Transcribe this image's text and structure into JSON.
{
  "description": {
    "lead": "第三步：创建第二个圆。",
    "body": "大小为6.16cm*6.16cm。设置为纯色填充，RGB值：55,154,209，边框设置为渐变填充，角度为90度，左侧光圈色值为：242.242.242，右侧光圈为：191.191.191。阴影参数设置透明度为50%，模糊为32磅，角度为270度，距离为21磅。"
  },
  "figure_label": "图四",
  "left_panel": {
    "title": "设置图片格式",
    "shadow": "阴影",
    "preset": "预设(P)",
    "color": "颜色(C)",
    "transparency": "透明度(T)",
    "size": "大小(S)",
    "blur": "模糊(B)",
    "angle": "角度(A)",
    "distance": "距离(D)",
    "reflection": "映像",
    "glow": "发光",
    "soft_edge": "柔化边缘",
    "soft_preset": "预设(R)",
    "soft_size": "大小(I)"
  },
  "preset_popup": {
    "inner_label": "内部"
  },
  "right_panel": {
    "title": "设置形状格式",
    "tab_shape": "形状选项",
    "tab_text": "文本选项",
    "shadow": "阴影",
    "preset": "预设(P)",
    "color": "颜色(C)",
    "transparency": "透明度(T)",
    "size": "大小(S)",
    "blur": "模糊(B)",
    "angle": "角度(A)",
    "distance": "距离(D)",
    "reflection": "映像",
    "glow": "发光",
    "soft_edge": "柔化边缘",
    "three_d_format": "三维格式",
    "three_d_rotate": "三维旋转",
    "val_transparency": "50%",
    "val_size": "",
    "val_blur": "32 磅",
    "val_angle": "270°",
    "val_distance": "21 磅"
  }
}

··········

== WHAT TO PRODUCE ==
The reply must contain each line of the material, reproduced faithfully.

== REPLY TO THE TASK ==
Transcribe this image's text and structure into JSON.
{
  "description": {
    "lead": "第三步：创建第二个圆。",
    "body": "大小为6.16cm*6.16cm。设置为纯色填充，RGB值：55,154,209，边框设置为渐变填充，角度为90度，左侧光圈色值为：242.242.242，右侧光圈为：191.191.191。阴影参数设置透明度为50%，模糊为32磅，角度为270度，距离为21磅。"
  },
  "figure_label": "图四",
  "left_panel": {
    "title": "设置图片格式",
    "shadow": "阴影",
    "preset": "预设(P)",
    "color": "颜色(C)",
    "transparency": "透明度(T)",
    "size": "大小(S)",
    "blur": "模糊(B)",
    "angle": "角度(A)",
    "distance": "距离(D)",
    "reflection": "映像",
    "glow": "发光",
    "soft_edge": "柔化边缘",
    "soft_preset": "预设(R)",
    "soft_size": "大小(I)"
  },
  "preset_popup": {
    "inner_label": "内部"
  },
  "right_panel": {
    "title": "设置形状格式",
    "tab_shape": "形状选项",
    "tab_text": "文本选项",
    "shadow": "阴影",
    "preset": "预设(P)",
    "color": "颜色(C)",
    "transparency": "透明度(T)",
    "size": "大小(S)",
    "blur": "模糊(B)",
    "angle": "角度(A)",
    "distance": "距离(D)",
    "reflection": "映像",
    "glow": "发光",
    "soft_edge": "柔化边缘",
    "three_d_format": "三维格式",
    "three_d_rotate": "三维旋转",
    "val_transparency": "50%",
    "val_size": "",
    "val_blur": "32 磅",
    "val_angle": "270°",
    "val_distance": "21 磅"
  }
}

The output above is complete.